I recently attended a CIEEM event on environmental mitigation for local road schemes, which included a site visit to look at the mitigation designed and implemented as part of the A5758 Broom’s Cross Road (Thornton to Switch Island Link) in Sefton. The event was run by Stephen Birch, Strategic Transport Planning and Investment Team Leader for Sefton Council.
The 4.5km long A5758 Broom’s Cross Road, linking the A565 in Thornton with the M57/M58/A59/A5036 Switch Island junction opened to traffic in August 2015. The scheme was designed to provide a local bypass of Thornton and Netherton, to reduce congestion, provide a faster, more direct link to the motorway network and improve local environmental improvements along that busy corridor. Although the scheme did not have any major environmental impacts associated with it, a wide range of environmental mitigation measures were implemented, typical of what is now expected of new road schemes. The event provided the opportunity to consider the environmental mitigation measures proposed at the planning application stage and then see how they have been implemented on the ground.
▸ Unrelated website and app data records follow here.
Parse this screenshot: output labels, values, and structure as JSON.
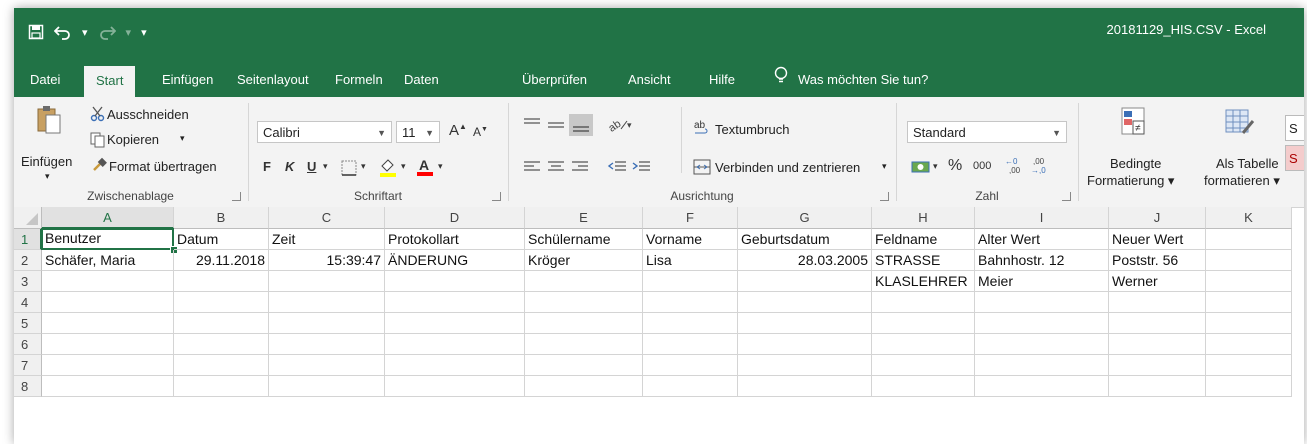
{
  "app": {
    "title": "20181129_HIS.CSV  -  Excel",
    "qat_more": "▾",
    "accent_color": "#217346"
  },
  "tabs": [
    "Datei",
    "Start",
    "Einfügen",
    "Seitenlayout",
    "Formeln",
    "Daten",
    "Überprüfen",
    "Ansicht",
    "Hilfe"
  ],
  "active_tab": "Start",
  "tell_me": "Was möchten Sie tun?",
  "ribbon": {
    "clipboard": {
      "paste": "Einfügen",
      "cut": "Ausschneiden",
      "copy": "Kopieren",
      "format_painter": "Format übertragen",
      "label": "Zwischenablage"
    },
    "font": {
      "name": "Calibri",
      "size": "11",
      "bold": "F",
      "italic": "K",
      "underline": "U",
      "label": "Schriftart"
    },
    "alignment": {
      "wrap": "Textumbruch",
      "merge": "Verbinden und zentrieren",
      "label": "Ausrichtung"
    },
    "number": {
      "format": "Standard",
      "percent": "%",
      "thousands": "000",
      "label": "Zahl"
    },
    "styles": {
      "conditional_line1": "Bedingte",
      "conditional_line2": "Formatierung ▾",
      "as_table_line1": "Als Tabelle",
      "as_table_line2": "formatieren ▾"
    }
  },
  "sheet": {
    "columns": [
      "A",
      "B",
      "C",
      "D",
      "E",
      "F",
      "G",
      "H",
      "I",
      "J",
      "K"
    ],
    "rows": [
      "1",
      "2",
      "3",
      "4",
      "5",
      "6",
      "7",
      "8"
    ],
    "cells": [
      [
        "Benutzer",
        "Datum",
        "Zeit",
        "Protokollart",
        "Schülername",
        "Vorname",
        "Geburtsdatum",
        "Feldname",
        "Alter Wert",
        "Neuer Wert",
        ""
      ],
      [
        "Schäfer, Maria",
        "29.11.2018",
        "15:39:47",
        "ÄNDERUNG",
        "Kröger",
        "Lisa",
        "28.03.2005",
        "STRASSE",
        "Bahnhostr. 12",
        "Poststr. 56",
        ""
      ],
      [
        "",
        "",
        "",
        "",
        "",
        "",
        "",
        "KLASLEHRER",
        "Meier",
        "Werner",
        ""
      ],
      [
        "",
        "",
        "",
        "",
        "",
        "",
        "",
        "",
        "",
        "",
        ""
      ],
      [
        "",
        "",
        "",
        "",
        "",
        "",
        "",
        "",
        "",
        "",
        ""
      ],
      [
        "",
        "",
        "",
        "",
        "",
        "",
        "",
        "",
        "",
        "",
        ""
      ],
      [
        "",
        "",
        "",
        "",
        "",
        "",
        "",
        "",
        "",
        "",
        ""
      ],
      [
        "",
        "",
        "",
        "",
        "",
        "",
        "",
        "",
        "",
        "",
        ""
      ]
    ],
    "active_cell": "A1"
  }
}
The Link crossed mostly agricultural fields of modest habitat quality. However, species of nature conservation importance were found in the area. These included bats, Great crested newts, Water vole, Red squirrel, Barn owl and Pink-footed geese, Lapwings and Black-headed gulls from the nearby Ribble and Alt Estuaries Species Protection Area. Most species remained largely unaffected, but there were some limited local negative impacts which were compensated for by:
– attenuation ponds designed to have large areas of shallow water to provide suitable habitat for amphibians and deter fish introduction
– existing ponds managed to improve habitat quality for amphibians and Water voles
– creation of 4 new ponds to enhance habitat availability for aquatic wildlife including amphibians and Water voles
– mammal ledges incorporated into box culverts to allow safe passage of Badgers and other mammals
– replacement hedgerow planting
– management of road verges to deter foraging Barn owls
– specimen tree planting to provide ‘hop-over’ bat mitigation
– treatment of Japanese knotweed
The ecology surveys and mitigation proposals were produced by Jacobs. UES have worked with Jacobs on a number of projects including undertaking bat surveys of 31 schools across England including Yorkshire, Cheshire, Greater Manchester, Derbyshire, Nottingham, Greater London and Kent.
UES Senior Ecologist